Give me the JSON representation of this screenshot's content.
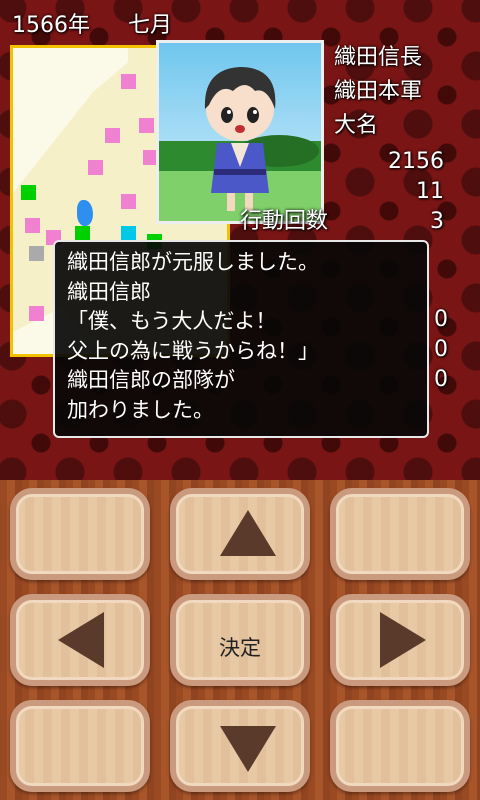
{
  "header": {
    "year": "1566年",
    "month": "七月"
  },
  "daimyo": {
    "name": "織田信長",
    "army": "織田本軍",
    "rank": "大名",
    "stats": [
      "2156",
      "11",
      "3",
      "0",
      "0",
      "0"
    ]
  },
  "hidden_labels": {
    "actions": "行動回数"
  },
  "dialog": {
    "lines": [
      "織田信郎が元服しました。",
      "織田信郎",
      "「僕、もう大人だよ！",
      "父上の為に戦うからね！」",
      "織田信郎の部隊が",
      "加わりました。"
    ]
  },
  "controls": {
    "confirm_label": "決定"
  },
  "colors": {
    "accent_gold": "#f2c200",
    "province_pink": "#f080d0",
    "province_green": "#00d000",
    "province_cyan": "#00c8e8"
  },
  "icons": [
    "up-arrow-icon",
    "left-arrow-icon",
    "right-arrow-icon",
    "down-arrow-icon"
  ]
}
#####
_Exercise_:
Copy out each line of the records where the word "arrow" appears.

_Answer to this problem_:
    "up-arrow-icon",
    "left-arrow-icon",
    "right-arrow-icon",
    "down-arrow-icon"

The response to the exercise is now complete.